Let's Talk About Eczema and Kids

Itchy skin can be irritation nation for young children. Understanding the ins and outs of this tricky condition can help you help them find comfort.

    Our Pro PanelEczema and Kids

    We went to some of the nation's top experts in eczema to bring you the most up-to-date information possible. Look who's on your side:

    Emma Guttman, M.D., Ph.D.

    Emma Guttman, M.D., Ph.D.Director of the Center for Excellence in Eczema

    Mount Sinai Hospital
    New York, NY
    John Anthony, M.D. headshot.

    John Anthony, M.D.Dermatologist

    Cleveland Clinic
    Cleveland, OH
    Dawn Marie R. Davis, M.D.

    Dawn Marie R. Davis, M.D.Professor of Dermatology and Pediatrics Division Chair, Clinical Dermatology

    Mayo Clinic
    Rochester, MN

    Frequently Asked QuestionsEczema and Kids

    Will my child outgrow eczema?

    Potentially. There is no cure, but some people with childhood onset may see their symptoms improve as they get older. According to the American Academy of Dermatology, about 50% of kids with atopic dermatitis go on to have a milder form of the disease as an adult.

    Will using a hydrating bath soak help my baby?

    While it may be tempting to want to add a bath oil or hydrating soak to your baby’s bath water, additives (other than highly diluted bleach, which studies have found can soothe symptoms) have not been shown to have any benefit in easing eczema symptoms in children.

    Can dupilumab help treat my child’s eczema?

    The injectable medication, made from proteins derived from living cells or tissues, is approved by the U.S. Food and Drug Administration for treating adolescents ages 12 years and older with moderate to severe atopic dermatitis that’s unresponsive to topical prescription therapies.
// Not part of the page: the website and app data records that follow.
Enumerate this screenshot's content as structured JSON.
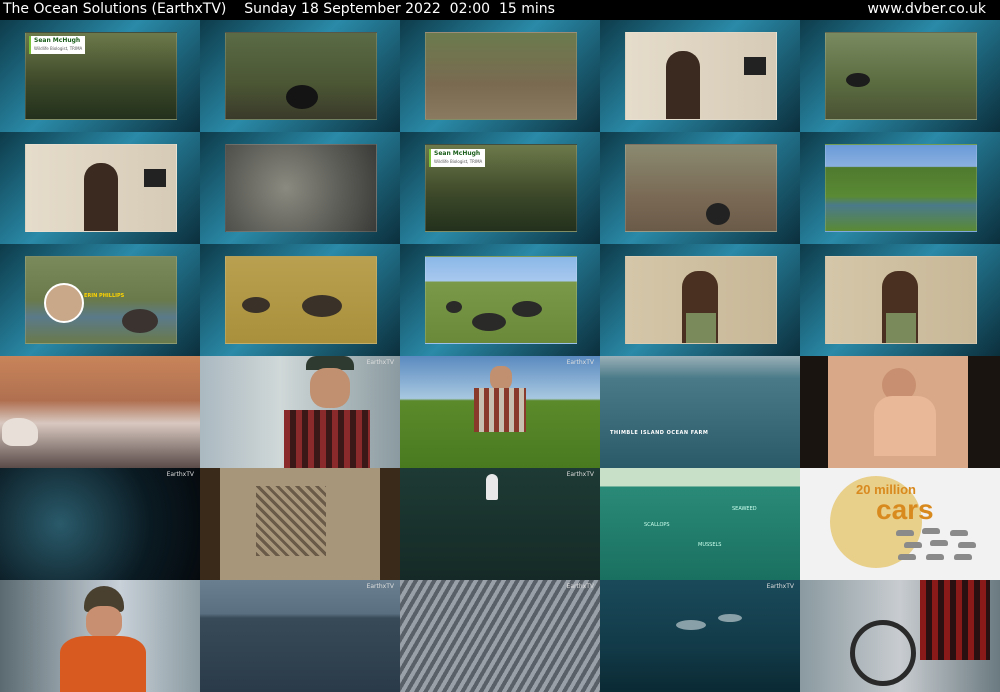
{
  "header": {
    "title": "The Ocean Solutions (EarthxTV)",
    "date": "Sunday 18 September 2022",
    "time": "02:00",
    "duration": "15 mins",
    "site": "www.dvber.co.uk"
  },
  "overlays": {
    "name1": "Sean McHugh",
    "name1_role": "Wildlife Biologist, TRIMA",
    "name2": "Sean McHugh",
    "name2_role": "Wildlife Biologist, TRIMA",
    "presenter": "ERIN PHILLIPS",
    "farm": "THIMBLE ISLAND OCEAN FARM",
    "scallops": "SCALLOPS",
    "mussels": "MUSSELS",
    "seaweed": "SEAWEED",
    "cars_count": "20 million",
    "cars_word": "cars",
    "channel_bug": "EarthxTV"
  },
  "colors": {
    "background": "#000000",
    "header_text": "#ffffff",
    "cars_text": "#d98a1f"
  }
}
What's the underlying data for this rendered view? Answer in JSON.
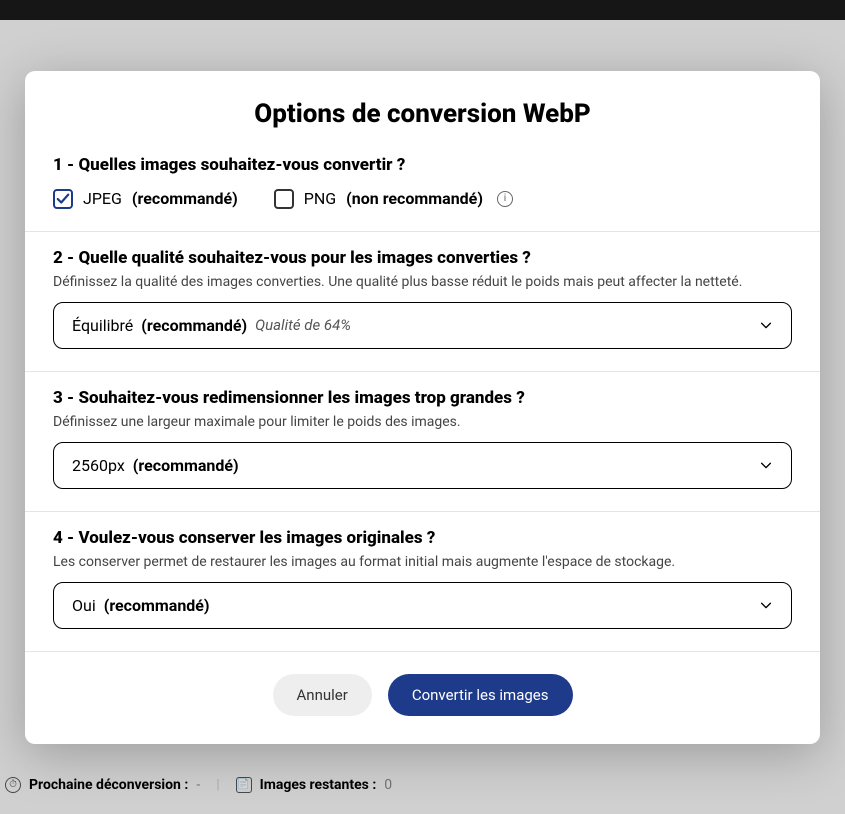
{
  "modal": {
    "title": "Options de conversion WebP",
    "section1": {
      "title": "1 - Quelles images souhaitez-vous convertir ?",
      "jpeg_label": "JPEG",
      "jpeg_rec": "(recommandé)",
      "png_label": "PNG",
      "png_rec": "(non recommandé)"
    },
    "section2": {
      "title": "2 - Quelle qualité souhaitez-vous pour les images converties ?",
      "desc": "Définissez la qualité des images converties. Une qualité plus basse réduit le poids mais peut affecter la netteté.",
      "select_value": "Équilibré",
      "select_rec": "(recommandé)",
      "select_sub": "Qualité de 64%"
    },
    "section3": {
      "title": "3 - Souhaitez-vous redimensionner les images trop grandes ?",
      "desc": "Définissez une largeur maximale pour limiter le poids des images.",
      "select_value": "2560px",
      "select_rec": "(recommandé)"
    },
    "section4": {
      "title": "4 - Voulez-vous conserver les images originales ?",
      "desc": "Les conserver permet de restaurer les images au format initial mais augmente l'espace de stockage.",
      "select_value": "Oui",
      "select_rec": "(recommandé)"
    },
    "footer": {
      "cancel": "Annuler",
      "submit": "Convertir les images"
    }
  },
  "background": {
    "next_deconversion_label": "Prochaine déconversion :",
    "next_deconversion_value": "-",
    "remaining_label": "Images restantes :",
    "remaining_value": "0"
  }
}
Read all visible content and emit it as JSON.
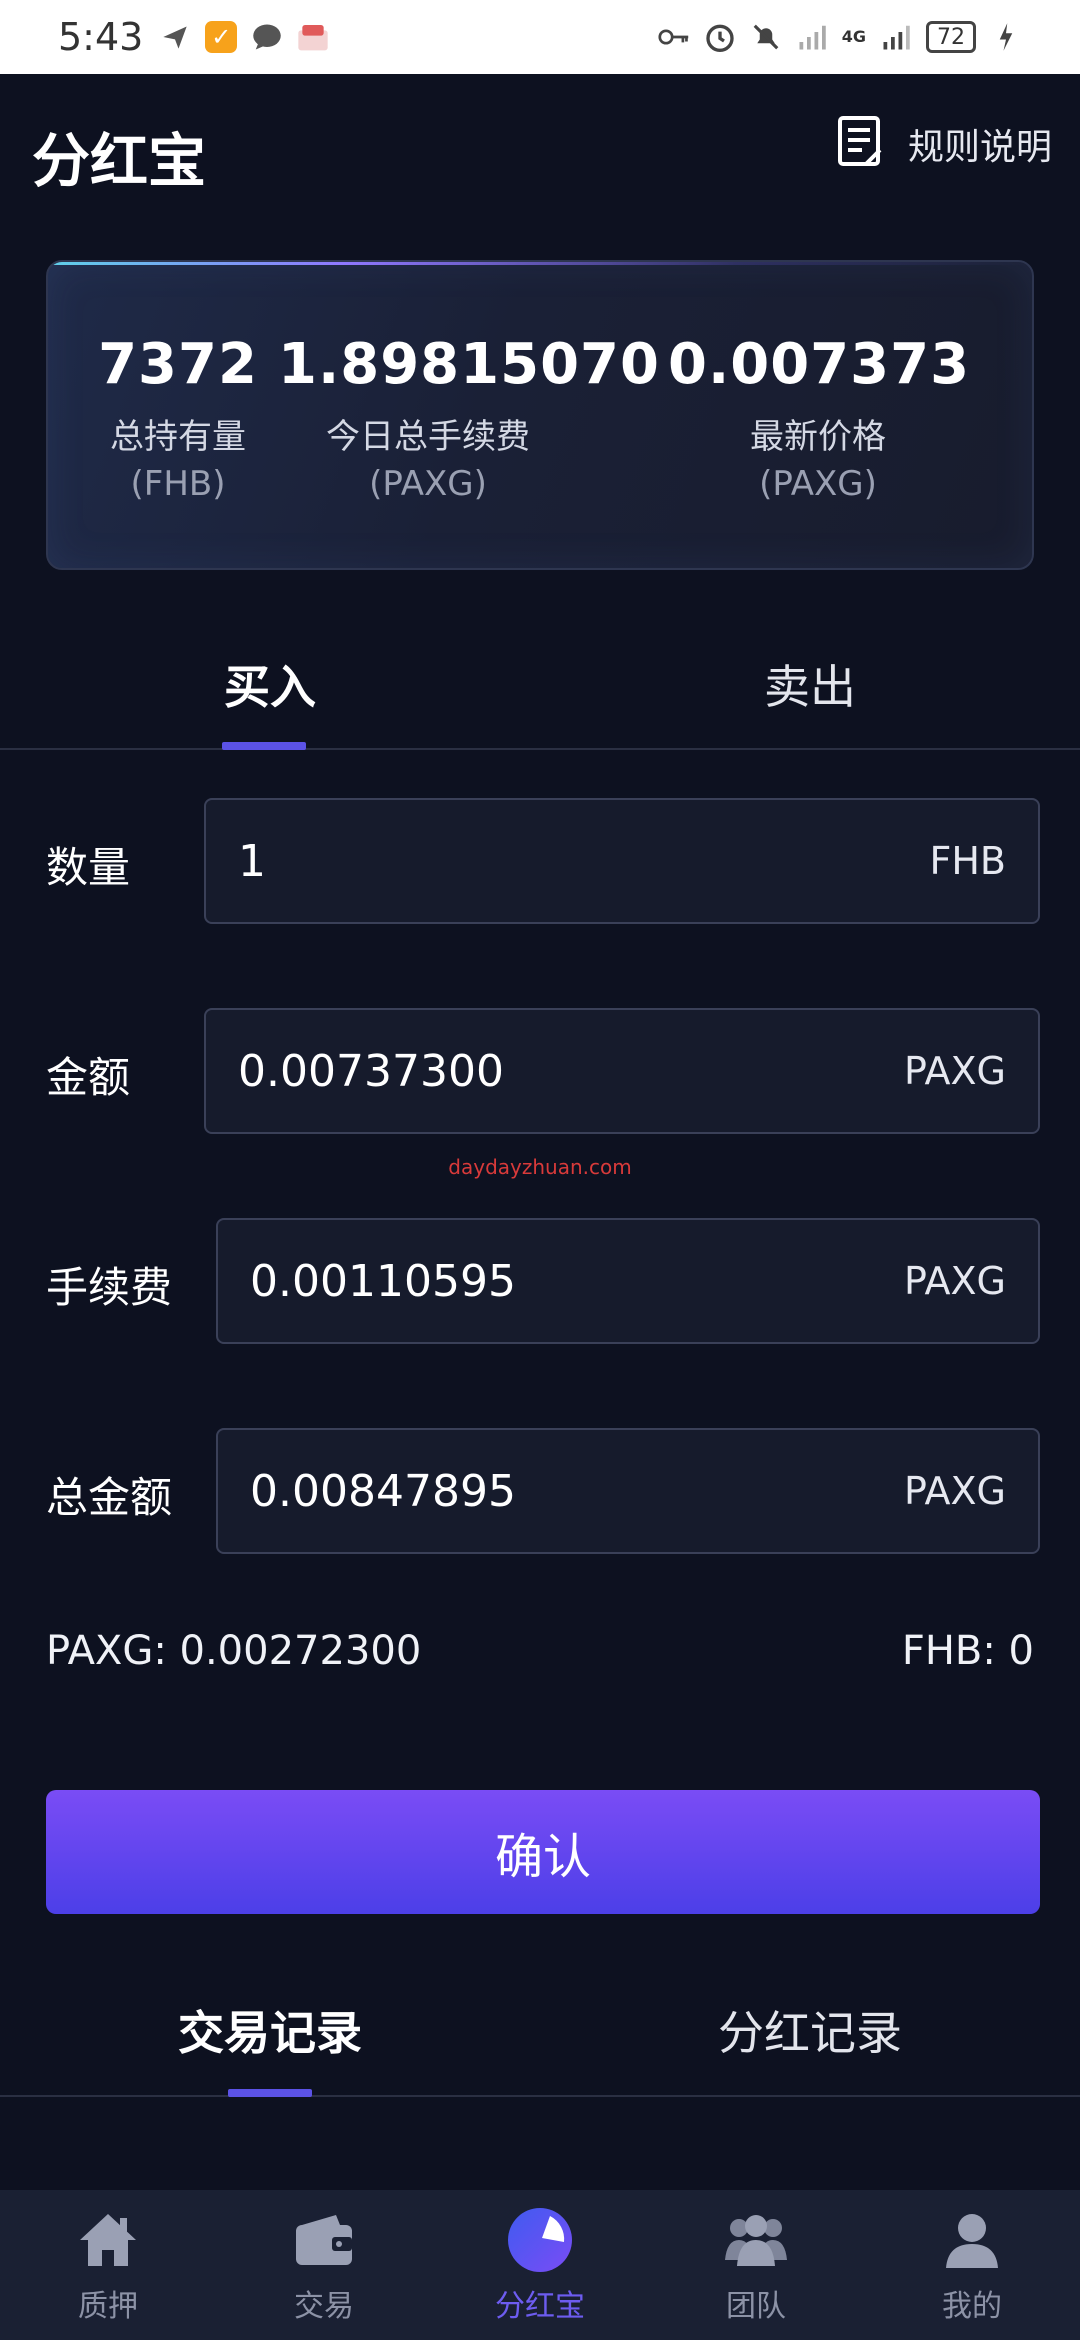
{
  "status_bar": {
    "time": "5:43",
    "battery": "72",
    "network": "4G"
  },
  "header": {
    "title": "分红宝",
    "rules_label": "规则说明"
  },
  "stats": [
    {
      "value": "7372",
      "label": "总持有量",
      "unit": "(FHB)"
    },
    {
      "value": "1.89815070",
      "label": "今日总手续费",
      "unit": "(PAXG)"
    },
    {
      "value": "0.007373",
      "label": "最新价格",
      "unit": "(PAXG)"
    }
  ],
  "trade_tabs": {
    "buy": "买入",
    "sell": "卖出",
    "active": "buy"
  },
  "form": {
    "quantity": {
      "label": "数量",
      "value": "1",
      "unit": "FHB"
    },
    "amount": {
      "label": "金额",
      "value": "0.00737300",
      "unit": "PAXG"
    },
    "fee": {
      "label": "手续费",
      "value": "0.00110595",
      "unit": "PAXG"
    },
    "total": {
      "label": "总金额",
      "value": "0.00847895",
      "unit": "PAXG"
    }
  },
  "watermark": "daydayzhuan.com",
  "balances": {
    "paxg": "PAXG:  0.00272300",
    "fhb": "FHB:  0"
  },
  "confirm_label": "确认",
  "record_tabs": {
    "trade": "交易记录",
    "dividend": "分红记录",
    "active": "trade"
  },
  "bottom_nav": [
    {
      "label": "质押",
      "icon": "home-icon"
    },
    {
      "label": "交易",
      "icon": "wallet-icon"
    },
    {
      "label": "分红宝",
      "icon": "pie-chart-icon",
      "active": true
    },
    {
      "label": "团队",
      "icon": "team-icon"
    },
    {
      "label": "我的",
      "icon": "user-icon"
    }
  ],
  "colors": {
    "background": "#0d1120",
    "accent": "#5b52e6",
    "button_top": "#7a4cf5",
    "button_bottom": "#4c3fe8",
    "nav_inactive": "#8c92a6"
  }
}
It works by preventing two proteins that trigger eczema from binding to cell receptors, which stops the immune system from causing an inflammatory reaction. As of yet, dupilumab is not recommended for children under 12.

    Is cradle cap a form of eczema?

    No, but it’s easy to confuse them. Cradle cap, or seborrheic dermatitis, causes patchy scaling or thick crusts most commonly on the scalp that look a lot like eczema. The difference is it’s much less red and scaly and won’t itch. (Obviously, your infant can’t tell you it’s not itchy, but you may observe them scratching less.) Unlike eczema, cradle cap usually clears up on its own in a few weeks or a few months. Washing your baby's scalp daily with a mild shampoo can help you loosen and remove the scales.

    Jennifer Tzeses

    Jennifer Tzeses

    Jennifer Tzeses is a writer and content strategist specializing in health, beauty, psychology and lifestyle.